Dataset rows describing interfaces
- - -

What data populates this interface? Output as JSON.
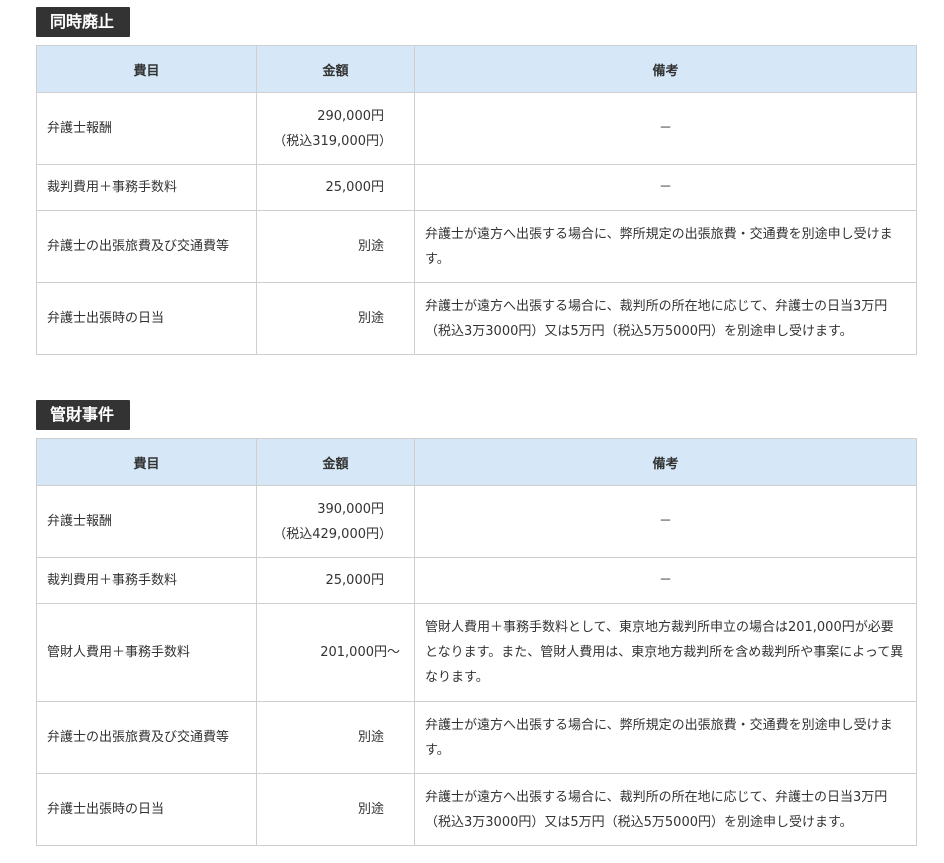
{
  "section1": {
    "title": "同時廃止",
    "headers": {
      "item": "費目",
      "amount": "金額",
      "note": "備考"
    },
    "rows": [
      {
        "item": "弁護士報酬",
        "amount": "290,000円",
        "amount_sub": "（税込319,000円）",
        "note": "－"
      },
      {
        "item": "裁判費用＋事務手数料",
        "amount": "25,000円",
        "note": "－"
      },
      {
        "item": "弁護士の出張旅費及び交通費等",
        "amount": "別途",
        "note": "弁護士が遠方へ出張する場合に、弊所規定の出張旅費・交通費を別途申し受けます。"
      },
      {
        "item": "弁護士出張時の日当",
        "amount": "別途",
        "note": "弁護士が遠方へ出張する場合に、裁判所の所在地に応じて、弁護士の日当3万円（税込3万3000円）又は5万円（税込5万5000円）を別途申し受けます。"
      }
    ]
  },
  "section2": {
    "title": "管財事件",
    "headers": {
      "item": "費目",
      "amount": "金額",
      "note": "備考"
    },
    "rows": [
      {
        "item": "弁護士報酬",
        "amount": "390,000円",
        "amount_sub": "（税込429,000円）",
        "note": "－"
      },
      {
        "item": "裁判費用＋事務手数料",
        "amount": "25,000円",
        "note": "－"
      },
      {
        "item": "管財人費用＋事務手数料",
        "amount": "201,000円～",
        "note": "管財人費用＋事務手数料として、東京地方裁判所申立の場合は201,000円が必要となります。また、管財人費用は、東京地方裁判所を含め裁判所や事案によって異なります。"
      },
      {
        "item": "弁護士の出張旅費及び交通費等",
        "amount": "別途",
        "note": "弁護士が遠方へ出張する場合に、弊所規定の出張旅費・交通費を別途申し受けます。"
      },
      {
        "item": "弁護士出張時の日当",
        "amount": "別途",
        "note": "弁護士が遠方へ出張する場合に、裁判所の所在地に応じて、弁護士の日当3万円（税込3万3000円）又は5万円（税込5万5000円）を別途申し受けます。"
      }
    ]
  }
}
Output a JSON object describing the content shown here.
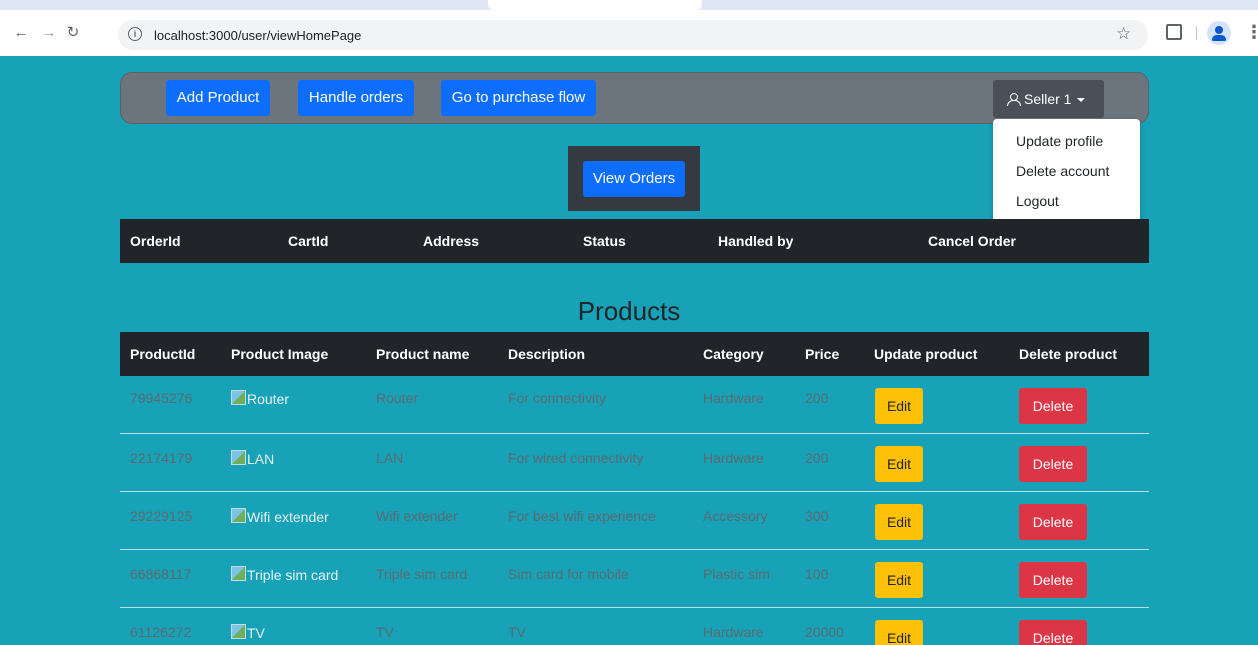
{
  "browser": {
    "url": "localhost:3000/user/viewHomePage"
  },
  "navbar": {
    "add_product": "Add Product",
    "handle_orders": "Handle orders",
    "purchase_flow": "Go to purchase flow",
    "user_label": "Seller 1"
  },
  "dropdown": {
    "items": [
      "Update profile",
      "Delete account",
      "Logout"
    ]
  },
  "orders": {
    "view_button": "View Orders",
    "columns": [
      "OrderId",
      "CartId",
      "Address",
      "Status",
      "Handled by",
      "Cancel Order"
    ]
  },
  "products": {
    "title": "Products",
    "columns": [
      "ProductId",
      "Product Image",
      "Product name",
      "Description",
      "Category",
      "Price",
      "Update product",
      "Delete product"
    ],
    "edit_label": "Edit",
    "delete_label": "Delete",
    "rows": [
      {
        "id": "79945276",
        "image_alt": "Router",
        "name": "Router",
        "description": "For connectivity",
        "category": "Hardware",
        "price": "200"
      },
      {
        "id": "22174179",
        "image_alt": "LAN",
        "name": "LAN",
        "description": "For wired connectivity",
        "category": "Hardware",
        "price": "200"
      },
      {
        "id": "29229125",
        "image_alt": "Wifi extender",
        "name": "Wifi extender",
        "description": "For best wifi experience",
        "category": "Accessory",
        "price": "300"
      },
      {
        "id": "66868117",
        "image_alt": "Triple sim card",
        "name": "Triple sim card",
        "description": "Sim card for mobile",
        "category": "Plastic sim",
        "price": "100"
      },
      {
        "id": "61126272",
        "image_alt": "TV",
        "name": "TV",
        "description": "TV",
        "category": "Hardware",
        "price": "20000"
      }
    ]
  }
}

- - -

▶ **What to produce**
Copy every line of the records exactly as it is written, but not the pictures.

▶ **Result of the task**
What data populates this interface? Output as JSON.
{
  "section1": {
    "title": "同時廃止",
    "headers": {
      "item": "費目",
      "amount": "金額",
      "note": "備考"
    },
    "rows": [
      {
        "item": "弁護士報酬",
        "amount": "290,000円",
        "amount_sub": "（税込319,000円）",
        "note": "－"
      },
      {
        "item": "裁判費用＋事務手数料",
        "amount": "25,000円",
        "note": "－"
      },
      {
        "item": "弁護士の出張旅費及び交通費等",
        "amount": "別途",
        "note": "弁護士が遠方へ出張する場合に、弊所規定の出張旅費・交通費を別途申し受けます。"
      },
      {
        "item": "弁護士出張時の日当",
        "amount": "別途",
        "note": "弁護士が遠方へ出張する場合に、裁判所の所在地に応じて、弁護士の日当3万円（税込3万3000円）又は5万円（税込5万5000円）を別途申し受けます。"
      }
    ]
  },
  "section2": {
    "title": "管財事件",
    "headers": {
      "item": "費目",
      "amount": "金額",
      "note": "備考"
    },
    "rows": [
      {
        "item": "弁護士報酬",
        "amount": "390,000円",
        "amount_sub": "（税込429,000円）",
        "note": "－"
      },
      {
        "item": "裁判費用＋事務手数料",
        "amount": "25,000円",
        "note": "－"
      },
      {
        "item": "管財人費用＋事務手数料",
        "amount": "201,000円～",
        "note": "管財人費用＋事務手数料として、東京地方裁判所申立の場合は201,000円が必要となります。また、管財人費用は、東京地方裁判所を含め裁判所や事案によって異なります。"
      },
      {
        "item": "弁護士の出張旅費及び交通費等",
        "amount": "別途",
        "note": "弁護士が遠方へ出張する場合に、弊所規定の出張旅費・交通費を別途申し受けます。"
      },
      {
        "item": "弁護士出張時の日当",
        "amount": "別途",
        "note": "弁護士が遠方へ出張する場合に、裁判所の所在地に応じて、弁護士の日当3万円（税込3万3000円）又は5万円（税込5万5000円）を別途申し受けます。"
      }
    ]
  }
}
Output a JSON object describing the content shown here.
{
  "browser": {
    "url": "localhost:3000/user/viewHomePage"
  },
  "navbar": {
    "add_product": "Add Product",
    "handle_orders": "Handle orders",
    "purchase_flow": "Go to purchase flow",
    "user_label": "Seller 1"
  },
  "dropdown": {
    "items": [
      "Update profile",
      "Delete account",
      "Logout"
    ]
  },
  "orders": {
    "view_button": "View Orders",
    "columns": [
      "OrderId",
      "CartId",
      "Address",
      "Status",
      "Handled by",
      "Cancel Order"
    ]
  },
  "products": {
    "title": "Products",
    "columns": [
      "ProductId",
      "Product Image",
      "Product name",
      "Description",
      "Category",
      "Price",
      "Update product",
      "Delete product"
    ],
    "edit_label": "Edit",
    "delete_label": "Delete",
    "rows": [
      {
        "id": "79945276",
        "image_alt": "Router",
        "name": "Router",
        "description": "For connectivity",
        "category": "Hardware",
        "price": "200"
      },
      {
        "id": "22174179",
        "image_alt": "LAN",
        "name": "LAN",
        "description": "For wired connectivity",
        "category": "Hardware",
        "price": "200"
      },
      {
        "id": "29229125",
        "image_alt": "Wifi extender",
        "name": "Wifi extender",
        "description": "For best wifi experience",
        "category": "Accessory",
        "price": "300"
      },
      {
        "id": "66868117",
        "image_alt": "Triple sim card",
        "name": "Triple sim card",
        "description": "Sim card for mobile",
        "category": "Plastic sim",
        "price": "100"
      },
      {
        "id": "61126272",
        "image_alt": "TV",
        "name": "TV",
        "description": "TV",
        "category": "Hardware",
        "price": "20000"
      }
    ]
  }
}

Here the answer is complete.